Third, palimpsests or overwriting of words or expressions in a few places do not suggest anything more than correction of mistakes omitted in the writing of the words in the first instance. It cannot be a proof in support of the theory of revision of evolution of the text unless and earlier copy of the Qur’an containing different words and expressions in the same place is shown to exist. This has not been found in the San’a manuscripts nor shown by any other orientalist to have ever been existence.

Fourth, the conclusion that the surahs were not written down in their final form during the lifetime of the Prophet or that a Qur’an with a different ordering of the surahs was in circulation for a long time just because two or three sheets have been found where some surahs have been written in a different order, that is surahs from different places of the Qur’an in circulation have been put together, is hasty and untenable. It is important to note that is has been the habit of the Muslims since the very beginning to make collections of selected surahs in one compilation for purpose of study and memorisation, especially be students at madrasahs. And since mosques were invariably educational institutions, it is not at all strange that such collection of selected surahs should be found in a stock of Arabic manuscripts stored in a great mosque.
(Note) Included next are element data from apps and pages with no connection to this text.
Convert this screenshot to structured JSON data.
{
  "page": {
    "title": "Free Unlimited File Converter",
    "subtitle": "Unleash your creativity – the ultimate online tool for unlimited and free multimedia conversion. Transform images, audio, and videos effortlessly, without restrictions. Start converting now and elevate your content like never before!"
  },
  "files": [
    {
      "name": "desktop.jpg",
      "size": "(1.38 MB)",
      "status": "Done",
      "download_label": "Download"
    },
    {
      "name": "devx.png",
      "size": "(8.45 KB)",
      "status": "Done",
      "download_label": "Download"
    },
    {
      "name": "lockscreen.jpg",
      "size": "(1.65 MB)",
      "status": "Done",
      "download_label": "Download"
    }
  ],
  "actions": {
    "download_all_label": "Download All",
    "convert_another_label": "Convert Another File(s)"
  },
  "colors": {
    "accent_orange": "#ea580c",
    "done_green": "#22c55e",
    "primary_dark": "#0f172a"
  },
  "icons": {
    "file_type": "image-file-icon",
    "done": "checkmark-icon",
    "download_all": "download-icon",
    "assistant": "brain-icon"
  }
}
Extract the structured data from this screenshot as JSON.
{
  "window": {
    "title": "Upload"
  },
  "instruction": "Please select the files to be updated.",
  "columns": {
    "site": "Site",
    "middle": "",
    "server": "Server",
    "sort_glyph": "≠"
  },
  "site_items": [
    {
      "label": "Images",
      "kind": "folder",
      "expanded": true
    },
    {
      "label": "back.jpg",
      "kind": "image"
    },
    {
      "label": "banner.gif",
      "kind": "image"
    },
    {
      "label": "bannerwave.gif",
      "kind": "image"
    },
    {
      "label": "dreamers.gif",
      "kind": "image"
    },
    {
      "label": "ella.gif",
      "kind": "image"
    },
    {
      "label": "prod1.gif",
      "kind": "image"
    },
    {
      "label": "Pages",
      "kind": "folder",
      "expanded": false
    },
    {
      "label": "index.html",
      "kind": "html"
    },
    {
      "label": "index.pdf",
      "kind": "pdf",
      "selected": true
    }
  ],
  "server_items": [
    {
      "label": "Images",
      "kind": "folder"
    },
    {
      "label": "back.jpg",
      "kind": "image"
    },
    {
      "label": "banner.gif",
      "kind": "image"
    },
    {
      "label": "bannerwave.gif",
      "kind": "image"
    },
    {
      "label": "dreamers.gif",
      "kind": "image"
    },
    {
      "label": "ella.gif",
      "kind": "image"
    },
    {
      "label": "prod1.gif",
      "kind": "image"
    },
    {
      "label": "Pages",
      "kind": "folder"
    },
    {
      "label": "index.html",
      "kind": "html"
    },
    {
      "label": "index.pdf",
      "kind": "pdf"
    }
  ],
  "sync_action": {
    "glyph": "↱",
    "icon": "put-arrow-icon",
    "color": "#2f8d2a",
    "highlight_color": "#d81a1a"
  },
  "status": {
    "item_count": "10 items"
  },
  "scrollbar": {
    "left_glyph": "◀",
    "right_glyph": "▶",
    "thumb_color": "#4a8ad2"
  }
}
In any case, by the very admission of Puin, this is confined to two or three manuscript sheets only out of more than35,000 sheets. Before hazarding such a serious conclusion Puin and his sort should have got hold of copy of the Qur’an, or a considerable part of the existing Qur’an. Even the existence of a complete copy of the Qur’an with a different order of the surahs does not ipso facto prove that such a Qur’an prevailed among the Muslims unless it is proved that it was accepted and acted upon by them at ant given time; for it is well known that for academic and other purposes the Qur’an has been published from time to time with surahs arranged according to the order of their revelation.

Thus for instance, A. Rodwell published a English translation of the Qur’an in 1861 rearranging the surahs according to their order of publication under caption: The Coran : Translated from the Arabic, the surahs arranged in chronological order. And early in the twentieth century a Muslim of Bengal, Mirza Abul Fazl, issued a new translation arranging the surahs according to the order of their revelation. Similarly Richard Bell made another translation in the early thirties with what he called a “critical rearrangement of the surahs.” It has also been pointed out that the orientalists aim at preparing and publishing what they call a revised and corrected edition of the Qur’an. And of late, as Toby Lester has mentioned in his article, J. A. Bellamy has made this suggestion on the assumption that he has found a number of “mistakes” in the Qur’an.

The existence of a Qur’an with a different arrangement of the surahs or with what is called “corrections” and “revisions” cannot be cited as proof that such a Qur’an has ever been in use among the Muslims. – “The Qur’an & The Orientalists” by Mohar Ali

Here are further links on the Qur’aanic Manuscripts:

A Dissertation on the Preservation and Reliability of the Qur’aan by Brother Ibn Anwar.

An amazing collection of scholarly articles by numerous Islamic and Christian scholars on the preservation of the Qur’aan.

History of the Qur’aanic Text from Revelation to Compilation: Shaykh Mustafa Muhammad al Azami.

wa Allaahu Alam.
[and God knows best.]